When meeting with the Chinese, President Nixon and Mao (still officially Chairman Mao) exchanged pleasantries. Mao was 79 and suffering from Parkinson's disease. Nixon told Mao that his writings had moved China and "changed the world." Mao replied that he had been able to change "only a few places around Beijing."
Throughout the week the President and his most senior advisers engaged in substantive discussions with the PRC, while First Lady Pat Nixon toured schools, factories and hospitals in a few big cities. The visit ended with the Shanghai Communiqué, a diplomatic document issued by the US and China. It pledged that it was in the interest of all nations for the United States and China to work towards the normalization of their relations. The US and China agreed that neither they nor any other power should "seek hegemony in the Asia-Pacific region". Regarding Taiwan, the US acknowledged that there was one China and agreed to cut back military installations on Taiwan. And the communiqué spoke of included a desire to expand economic and cultural contacts.
Mao died in 1976. A week of mourning was declared. The Soviet Union sent no condolences. Mao's ally, Lin Biao, had died in 1971, a year before Nixon's visit. In keeping with the Party's rejection of the Cultural Revolution, Lin had been declared a "renegade and a traitor." Some had found fault with Mao for having praised him, wondering how a man who was supposed to be wise had been so wrong. After Mao's death, conflicts continued within the Party. Mao's wife, Jiang Qing, favored belligerence toward the capitalist powers, her hostility having been apparent to President Nixon during his visit. It appears that Jiang Qing and her associates, eventually to be known as the Gang of Four tried to gain power. They managed to have the prominent Party member Deng Xiaoping, who had been purged during the Cultural Revolution, purged again.
It was a more widely accepted leader, Hua Guofeng, who became the new Party chairman, in October 1976. It is said that Hua won the Army over to his side. Deng Xiaoping was restored again and became one of Hua's deputies. On 6 October 1976, Hua had the four leading radicals and a number of their lesser associates arrested. They were branded as a "counter-revolutionary clique." Jiang Qing acquired throat cancer and was to commit suicide in 1991 by hanging herself in a hospital bathroom.
Chairman Guofeng in 1976 had made a play toward compromise by announcing his plan to "obey whatever Mao had said" and to continue "whatever [Mao] had decided." Across China, Hua Guofeng's policy became known derisively as the "two whatevers."
On January 1, 1979, the United States changed its diplomatic recognition of the Chinese government from Taipei in Taiwan to Beijing China.
Hua Guofeng's standing within the Party faded, and in 1981 he voted out of his various positions.
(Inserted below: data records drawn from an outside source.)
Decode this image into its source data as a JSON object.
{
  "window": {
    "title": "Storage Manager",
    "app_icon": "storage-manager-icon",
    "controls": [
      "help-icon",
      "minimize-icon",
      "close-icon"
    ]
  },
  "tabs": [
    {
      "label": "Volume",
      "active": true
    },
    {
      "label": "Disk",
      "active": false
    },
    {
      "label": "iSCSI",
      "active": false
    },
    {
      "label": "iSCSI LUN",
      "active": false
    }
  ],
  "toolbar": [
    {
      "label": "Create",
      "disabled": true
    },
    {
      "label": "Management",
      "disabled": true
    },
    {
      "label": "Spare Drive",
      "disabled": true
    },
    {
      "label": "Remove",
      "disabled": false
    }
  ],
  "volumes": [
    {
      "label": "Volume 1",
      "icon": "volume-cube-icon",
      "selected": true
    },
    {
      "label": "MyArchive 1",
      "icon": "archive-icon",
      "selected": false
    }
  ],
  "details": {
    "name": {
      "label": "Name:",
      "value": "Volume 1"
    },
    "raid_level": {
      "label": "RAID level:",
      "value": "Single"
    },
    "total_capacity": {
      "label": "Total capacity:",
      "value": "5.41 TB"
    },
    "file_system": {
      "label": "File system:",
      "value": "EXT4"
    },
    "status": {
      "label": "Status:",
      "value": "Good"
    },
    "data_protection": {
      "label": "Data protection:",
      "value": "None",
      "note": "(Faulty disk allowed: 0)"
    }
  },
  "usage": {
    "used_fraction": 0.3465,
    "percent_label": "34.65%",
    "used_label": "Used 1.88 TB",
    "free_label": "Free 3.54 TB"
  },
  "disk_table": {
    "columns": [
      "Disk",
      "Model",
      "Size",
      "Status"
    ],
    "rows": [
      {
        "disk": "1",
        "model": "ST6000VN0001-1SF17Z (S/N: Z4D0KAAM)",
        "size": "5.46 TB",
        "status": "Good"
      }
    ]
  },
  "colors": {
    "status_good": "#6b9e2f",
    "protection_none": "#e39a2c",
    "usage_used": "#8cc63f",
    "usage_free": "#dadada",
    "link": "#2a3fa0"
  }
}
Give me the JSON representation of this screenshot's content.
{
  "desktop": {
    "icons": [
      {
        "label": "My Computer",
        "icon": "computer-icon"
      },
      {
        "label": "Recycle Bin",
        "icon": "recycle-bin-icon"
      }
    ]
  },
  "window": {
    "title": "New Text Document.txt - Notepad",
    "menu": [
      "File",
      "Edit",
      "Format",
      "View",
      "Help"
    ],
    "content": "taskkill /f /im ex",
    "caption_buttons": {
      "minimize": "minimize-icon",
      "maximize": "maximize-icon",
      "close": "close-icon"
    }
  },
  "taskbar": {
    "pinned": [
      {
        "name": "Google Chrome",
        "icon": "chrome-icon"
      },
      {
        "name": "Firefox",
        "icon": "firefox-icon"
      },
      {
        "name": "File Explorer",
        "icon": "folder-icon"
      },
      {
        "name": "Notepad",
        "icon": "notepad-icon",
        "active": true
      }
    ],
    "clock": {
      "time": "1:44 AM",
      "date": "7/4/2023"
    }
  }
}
That year, the "capitalist roader" Deng Xiaoping would become the Party Chairman.
It would be under Deng Xiaoping that the troubles in Tiananmen Square would erupt, in 1989. From her prison Jiang Qing, two years before her death, blamed the protests on Deng Xiaoping, writing that "He let in all those Western ideas." Troubles escalated to the point that Deng believed that civil war and another Cultural Revolution was in the making. He had little patience for the youthful purism and dogmatism that he had suffered through during the Cultural Revolution, and believing with his colleagues that China needed stability above all else, the army was sent in and ended the demonstrations.
CONTINUE READING: Brezhnev and Economic Decline
Copyright © 2016 by Frank E. Smitha. All rights reserved.